The future appeared muddy Tuesday for a county compost project, leaving members of a County Council committee frustrated that the long-awaited project may never be completed.
The final environmental assessment and finding of no significant impact were completed in December 2018, but outward progress has ceased since then. It’s not known if any of the nine required federal, state and county permits have been applied for, for a project that was supposed to be completed this past summer.
It will take from one and a half to two years for the facility to come online once Oahu-based contractor Hawaiian Earth Recycling gets a notice to proceed.
County Environmental Management officials didn’t shed any light on the project’s progress, leaving members of the council Agriculture, Water, Energy and Environmental Management Committee unhappy.
Deputy Environmental Management Director Diane Noda and Solid Waste Division Chief Greg Goodale declined to answer questions, but instead, asked for a two-week delay to come back with more complete answers.
“There are so many moving parts that are moving,” Noda said. “There are moving parts that are moving and we’re not able to give you more.”
Puna Councilman Matt Kanealii-Kleinfelder, who asked for the update, said he attended a meeting of the Environmental Management Commission last month and he needed to learn more.
“The composting facility came up and as I listened to the conversation, there’s no movement towards having it done … no permit pulled,” Kanealii-Kleinfelder said. “As far as I understood, it was supposed to be completed in June, then later this year, and it’s October and we have no composting facility.”
Council Chairman Aaron Chung, of Hilo, said he was “very angry about this.” He described the years of planning that so far has gone into the $10.5 million project, which is intended to move the county toward zero waste and take pressure off Puuanahulu, location of the county’s only landfill.
Not only did the council embrace composting as a way to reduce waste and increase soil amendments on the island, it also passed various laws in anticipation of the compost facility opening, including requiring compostable rather than polystyrene, foodware for takeout meals and banning plastic bags at checkouts.
“Is there any talk from the highest level of administration that this contract is going to get canceled?” Chung asked. “I’m beside myself. … We were unified, we had the money. … I don’t know who’s telling the truth. … Tell me, are you guys going to pull the project? … When things are secret, or I get the feeling that people are not telling the truth, it hurts.”
If completed, the facility, to be located at W.H. Shipman Business Park in Keaau, will take yard waste, agricultural waste, food waste and compostable packaging from commercial and residential sources, untreated lumber and pallets, cardboard and other refuse and turn it into compost.
Mulch and compost would be hauled by the contractor to various locations islandwide for sale, according to the 571-page environmental assessment.
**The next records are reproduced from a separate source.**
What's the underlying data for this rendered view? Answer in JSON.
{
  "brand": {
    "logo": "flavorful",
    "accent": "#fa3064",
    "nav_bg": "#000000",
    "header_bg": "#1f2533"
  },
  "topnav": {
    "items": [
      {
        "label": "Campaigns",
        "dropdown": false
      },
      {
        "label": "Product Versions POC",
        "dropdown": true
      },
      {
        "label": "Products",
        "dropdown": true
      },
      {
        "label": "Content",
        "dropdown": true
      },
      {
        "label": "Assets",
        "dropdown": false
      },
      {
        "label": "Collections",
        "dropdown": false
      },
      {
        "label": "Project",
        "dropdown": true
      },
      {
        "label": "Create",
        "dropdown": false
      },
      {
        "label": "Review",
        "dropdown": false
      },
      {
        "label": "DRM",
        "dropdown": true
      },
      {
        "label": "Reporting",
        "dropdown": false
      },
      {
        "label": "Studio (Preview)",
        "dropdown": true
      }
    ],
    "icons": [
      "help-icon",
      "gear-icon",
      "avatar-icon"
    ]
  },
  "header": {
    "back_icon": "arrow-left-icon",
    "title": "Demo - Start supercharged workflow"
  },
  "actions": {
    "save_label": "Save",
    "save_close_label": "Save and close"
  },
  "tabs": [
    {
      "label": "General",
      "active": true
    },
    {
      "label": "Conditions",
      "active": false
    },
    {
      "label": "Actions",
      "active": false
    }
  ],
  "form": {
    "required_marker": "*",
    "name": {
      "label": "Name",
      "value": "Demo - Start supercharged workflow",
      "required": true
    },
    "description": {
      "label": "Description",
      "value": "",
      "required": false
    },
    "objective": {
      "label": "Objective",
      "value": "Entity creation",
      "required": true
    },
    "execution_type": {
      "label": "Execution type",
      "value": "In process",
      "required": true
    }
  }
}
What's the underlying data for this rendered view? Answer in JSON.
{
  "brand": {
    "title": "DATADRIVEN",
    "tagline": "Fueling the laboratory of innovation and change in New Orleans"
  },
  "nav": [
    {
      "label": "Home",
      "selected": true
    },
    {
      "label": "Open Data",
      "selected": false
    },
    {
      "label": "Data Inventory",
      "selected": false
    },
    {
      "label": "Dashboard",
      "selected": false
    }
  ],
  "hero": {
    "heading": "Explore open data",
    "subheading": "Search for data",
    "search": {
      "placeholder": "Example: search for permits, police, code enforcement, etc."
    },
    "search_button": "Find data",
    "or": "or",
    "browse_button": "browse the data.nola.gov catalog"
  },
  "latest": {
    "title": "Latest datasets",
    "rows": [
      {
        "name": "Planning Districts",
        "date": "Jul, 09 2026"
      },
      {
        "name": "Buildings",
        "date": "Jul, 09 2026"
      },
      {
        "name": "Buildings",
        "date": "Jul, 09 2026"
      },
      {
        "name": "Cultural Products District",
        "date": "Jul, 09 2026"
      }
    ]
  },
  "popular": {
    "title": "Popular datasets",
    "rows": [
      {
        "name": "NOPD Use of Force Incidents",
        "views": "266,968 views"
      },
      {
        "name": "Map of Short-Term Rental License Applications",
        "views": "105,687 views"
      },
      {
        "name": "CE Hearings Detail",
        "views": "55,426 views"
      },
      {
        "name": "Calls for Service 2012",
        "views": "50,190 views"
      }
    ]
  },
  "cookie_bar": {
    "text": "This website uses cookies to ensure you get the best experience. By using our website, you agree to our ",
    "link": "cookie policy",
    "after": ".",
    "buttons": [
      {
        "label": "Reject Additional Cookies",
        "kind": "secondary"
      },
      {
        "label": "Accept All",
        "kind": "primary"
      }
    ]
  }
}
A minimum of 500 tons of mulch would remain on-site and be made available for free to county residents.
Two testifiers were skeptical that a centralized composting facility is the best course of action, although both agreed the administration needs to be more forthcoming about its status.
“Recycle Hawaii takes the position that the commercial composting facility concept as conceived by DEM was flawed from the start,” said Recycle Hawaii executive director Kristine Kubat. “The Zero Waste Plan adopted by the county council in 2009 clearly defines a small scale distributed system of community based composting facilities, which provides convenient drop-off for waste organics close to the places where they are generated and convenient access for the farmers who need the compost, as the superior strategy for collecting and managing this precious resource.”
Naalehu resident Jerry Warren went even further. He said he’s witnessed waste haulers hauling off mulch, but it’s never available for residents.
“Is this compost or corruption?” Warren asked. “Today there is no mulch for me or anyone else in Ka‘u. Let’s call this green dollar waste.”